┌──

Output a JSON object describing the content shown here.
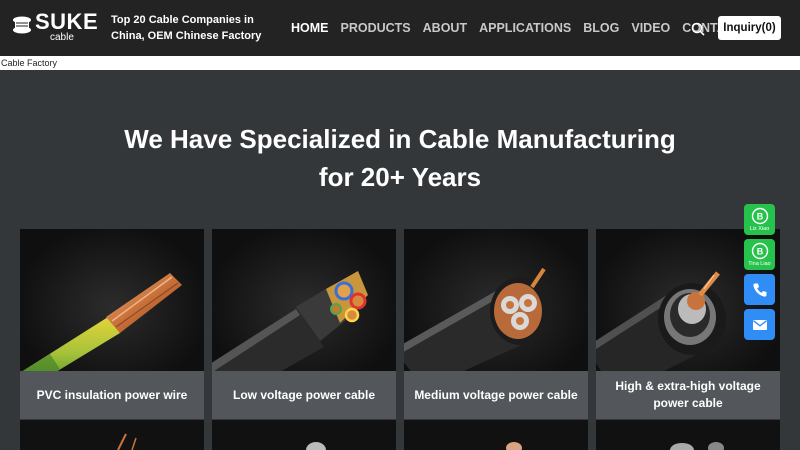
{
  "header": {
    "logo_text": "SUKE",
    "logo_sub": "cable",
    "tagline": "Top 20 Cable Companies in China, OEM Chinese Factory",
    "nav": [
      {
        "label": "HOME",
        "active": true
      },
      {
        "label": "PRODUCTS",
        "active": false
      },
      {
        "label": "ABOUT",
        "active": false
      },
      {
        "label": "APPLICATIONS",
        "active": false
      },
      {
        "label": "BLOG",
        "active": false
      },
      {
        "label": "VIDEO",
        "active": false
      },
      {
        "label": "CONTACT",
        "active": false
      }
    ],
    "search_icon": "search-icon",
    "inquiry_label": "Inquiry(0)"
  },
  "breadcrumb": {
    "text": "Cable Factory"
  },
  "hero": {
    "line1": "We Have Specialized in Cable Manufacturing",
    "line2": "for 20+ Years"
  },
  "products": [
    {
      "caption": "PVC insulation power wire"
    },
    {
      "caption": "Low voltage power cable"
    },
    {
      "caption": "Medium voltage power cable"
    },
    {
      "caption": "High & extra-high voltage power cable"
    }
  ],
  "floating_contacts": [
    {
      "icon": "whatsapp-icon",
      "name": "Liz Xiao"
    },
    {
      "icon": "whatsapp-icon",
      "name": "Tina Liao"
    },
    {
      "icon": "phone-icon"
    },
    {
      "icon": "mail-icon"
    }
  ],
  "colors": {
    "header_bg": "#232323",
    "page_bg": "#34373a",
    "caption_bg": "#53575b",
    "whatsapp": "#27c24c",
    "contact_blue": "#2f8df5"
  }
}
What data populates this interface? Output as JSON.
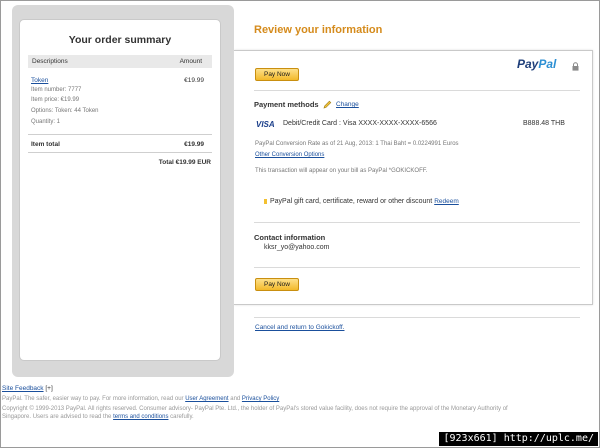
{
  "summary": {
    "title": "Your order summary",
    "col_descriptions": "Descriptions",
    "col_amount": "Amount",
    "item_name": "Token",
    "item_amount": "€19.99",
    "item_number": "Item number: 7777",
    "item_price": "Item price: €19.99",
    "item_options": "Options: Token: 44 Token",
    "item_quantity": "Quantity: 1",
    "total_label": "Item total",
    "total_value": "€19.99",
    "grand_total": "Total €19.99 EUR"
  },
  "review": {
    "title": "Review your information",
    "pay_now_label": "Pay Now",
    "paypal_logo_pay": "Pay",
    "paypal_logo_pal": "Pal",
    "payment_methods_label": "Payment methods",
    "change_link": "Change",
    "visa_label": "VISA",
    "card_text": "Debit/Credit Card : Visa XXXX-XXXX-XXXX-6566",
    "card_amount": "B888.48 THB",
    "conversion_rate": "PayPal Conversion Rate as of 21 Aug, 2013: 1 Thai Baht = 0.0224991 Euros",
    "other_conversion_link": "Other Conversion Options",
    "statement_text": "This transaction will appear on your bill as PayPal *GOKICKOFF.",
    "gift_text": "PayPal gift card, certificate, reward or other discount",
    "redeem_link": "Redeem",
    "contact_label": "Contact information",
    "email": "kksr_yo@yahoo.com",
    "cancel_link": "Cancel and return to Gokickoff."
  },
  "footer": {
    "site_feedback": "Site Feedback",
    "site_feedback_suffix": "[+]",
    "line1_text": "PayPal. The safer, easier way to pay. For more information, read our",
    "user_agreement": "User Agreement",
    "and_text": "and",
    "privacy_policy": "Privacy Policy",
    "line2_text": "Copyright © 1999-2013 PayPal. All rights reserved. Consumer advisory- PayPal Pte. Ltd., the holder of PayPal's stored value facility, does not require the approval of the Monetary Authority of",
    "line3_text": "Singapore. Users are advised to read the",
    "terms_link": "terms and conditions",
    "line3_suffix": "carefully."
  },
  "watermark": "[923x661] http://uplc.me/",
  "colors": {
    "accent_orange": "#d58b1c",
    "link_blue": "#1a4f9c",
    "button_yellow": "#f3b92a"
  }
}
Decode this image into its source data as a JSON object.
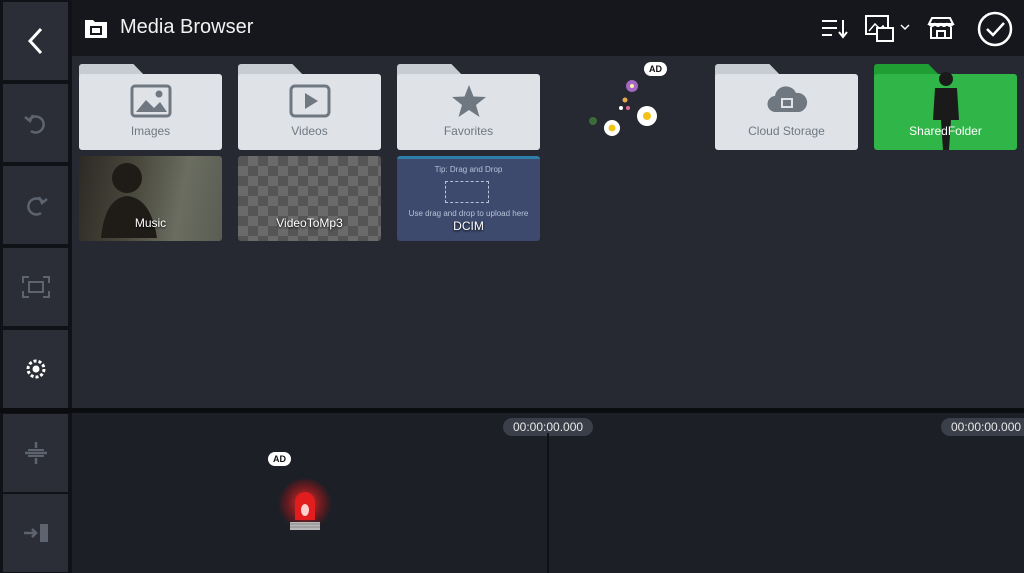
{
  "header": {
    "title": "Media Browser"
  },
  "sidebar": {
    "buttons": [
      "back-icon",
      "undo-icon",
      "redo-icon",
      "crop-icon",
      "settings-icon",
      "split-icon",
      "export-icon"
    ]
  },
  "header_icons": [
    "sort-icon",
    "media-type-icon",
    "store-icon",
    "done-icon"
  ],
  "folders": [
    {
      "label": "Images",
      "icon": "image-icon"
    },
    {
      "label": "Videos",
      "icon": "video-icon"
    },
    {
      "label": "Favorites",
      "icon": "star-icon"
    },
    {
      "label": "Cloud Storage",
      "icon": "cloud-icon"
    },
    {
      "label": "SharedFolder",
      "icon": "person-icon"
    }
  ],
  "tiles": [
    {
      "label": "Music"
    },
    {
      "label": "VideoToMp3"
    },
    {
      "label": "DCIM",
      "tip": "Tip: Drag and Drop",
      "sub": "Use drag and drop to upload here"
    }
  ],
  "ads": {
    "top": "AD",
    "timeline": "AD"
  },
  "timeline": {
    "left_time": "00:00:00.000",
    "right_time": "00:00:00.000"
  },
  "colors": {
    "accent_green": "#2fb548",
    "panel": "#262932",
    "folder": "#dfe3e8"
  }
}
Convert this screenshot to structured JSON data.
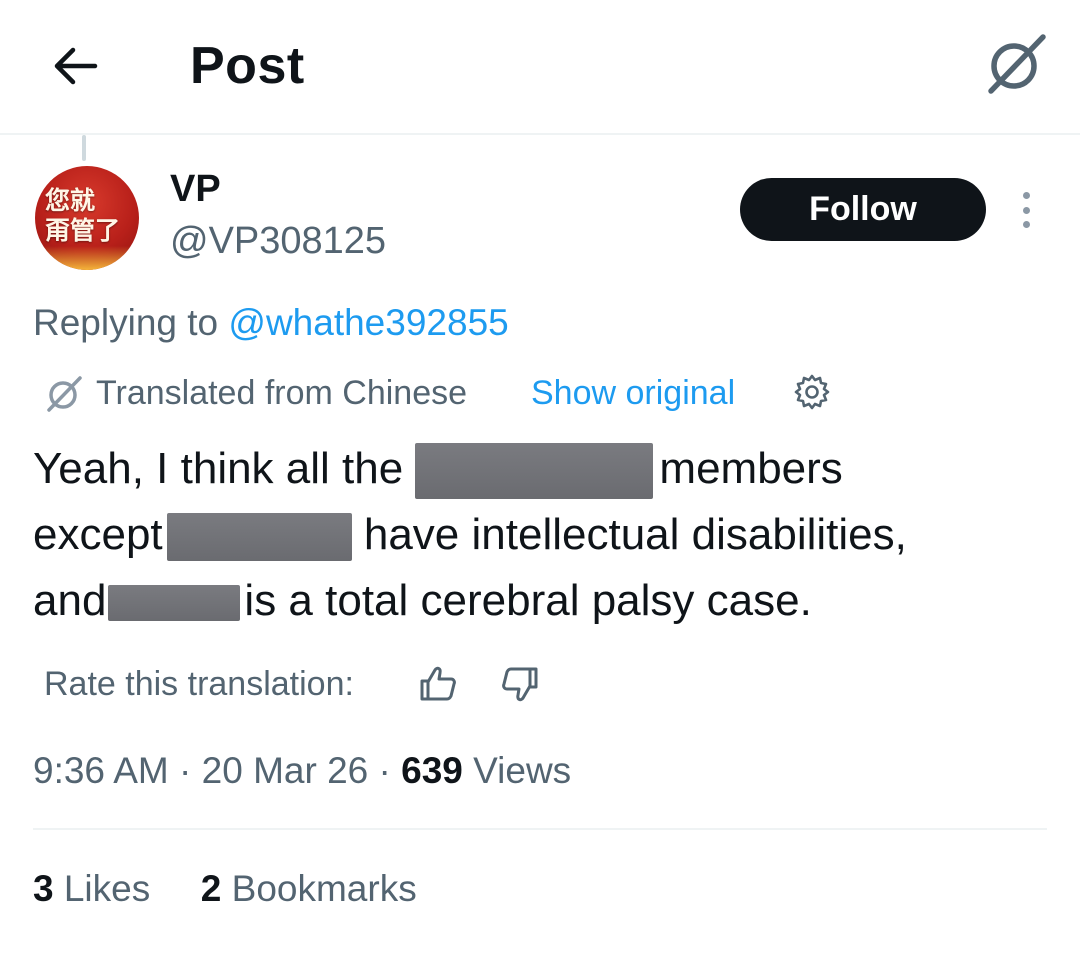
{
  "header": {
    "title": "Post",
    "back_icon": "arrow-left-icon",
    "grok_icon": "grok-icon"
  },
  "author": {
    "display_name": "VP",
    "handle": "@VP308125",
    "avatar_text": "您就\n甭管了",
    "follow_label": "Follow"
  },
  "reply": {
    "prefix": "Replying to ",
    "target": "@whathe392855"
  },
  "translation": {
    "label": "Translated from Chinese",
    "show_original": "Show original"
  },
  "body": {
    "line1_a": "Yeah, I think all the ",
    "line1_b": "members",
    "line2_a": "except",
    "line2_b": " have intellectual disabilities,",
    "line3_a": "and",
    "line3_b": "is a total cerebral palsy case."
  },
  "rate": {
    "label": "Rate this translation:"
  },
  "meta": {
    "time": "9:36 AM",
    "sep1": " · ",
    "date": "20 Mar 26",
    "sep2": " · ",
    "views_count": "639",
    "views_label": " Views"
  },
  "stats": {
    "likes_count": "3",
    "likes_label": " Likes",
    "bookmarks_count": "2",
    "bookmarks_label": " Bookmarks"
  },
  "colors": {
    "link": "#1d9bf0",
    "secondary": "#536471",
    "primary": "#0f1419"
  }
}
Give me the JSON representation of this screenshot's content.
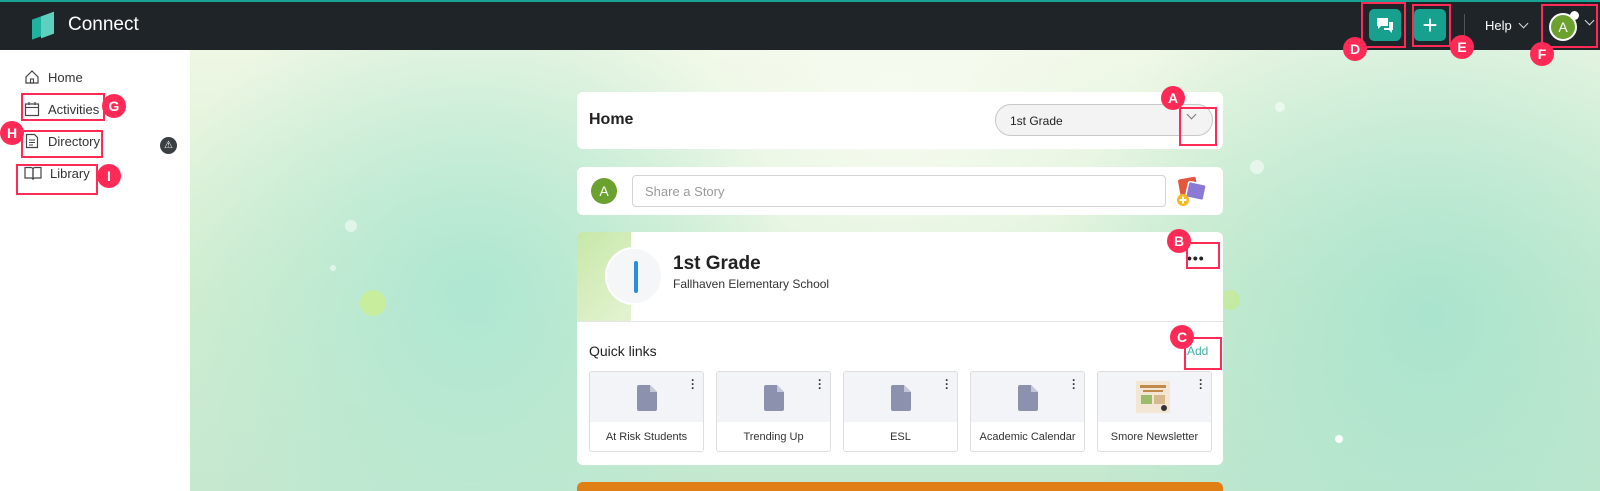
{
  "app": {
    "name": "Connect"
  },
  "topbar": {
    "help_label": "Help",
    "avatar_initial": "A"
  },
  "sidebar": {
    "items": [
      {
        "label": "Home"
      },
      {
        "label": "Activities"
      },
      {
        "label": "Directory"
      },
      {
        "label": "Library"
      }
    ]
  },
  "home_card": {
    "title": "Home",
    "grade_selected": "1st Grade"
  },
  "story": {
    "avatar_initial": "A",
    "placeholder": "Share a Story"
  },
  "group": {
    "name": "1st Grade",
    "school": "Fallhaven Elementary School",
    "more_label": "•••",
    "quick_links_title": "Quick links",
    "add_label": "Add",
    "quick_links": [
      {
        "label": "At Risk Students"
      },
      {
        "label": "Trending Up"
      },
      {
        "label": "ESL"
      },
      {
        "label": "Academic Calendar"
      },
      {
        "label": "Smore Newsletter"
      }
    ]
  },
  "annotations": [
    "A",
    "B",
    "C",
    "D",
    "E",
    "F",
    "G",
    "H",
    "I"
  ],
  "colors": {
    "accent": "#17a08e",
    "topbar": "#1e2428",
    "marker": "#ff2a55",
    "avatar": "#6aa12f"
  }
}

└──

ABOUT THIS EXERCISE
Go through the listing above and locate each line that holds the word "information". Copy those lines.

TASK SOLUTION
    "title": "Review your information",
    "contact_label": "Contact information",
    "line1_text": "PayPal. The safer, easier way to pay. For more information, read our",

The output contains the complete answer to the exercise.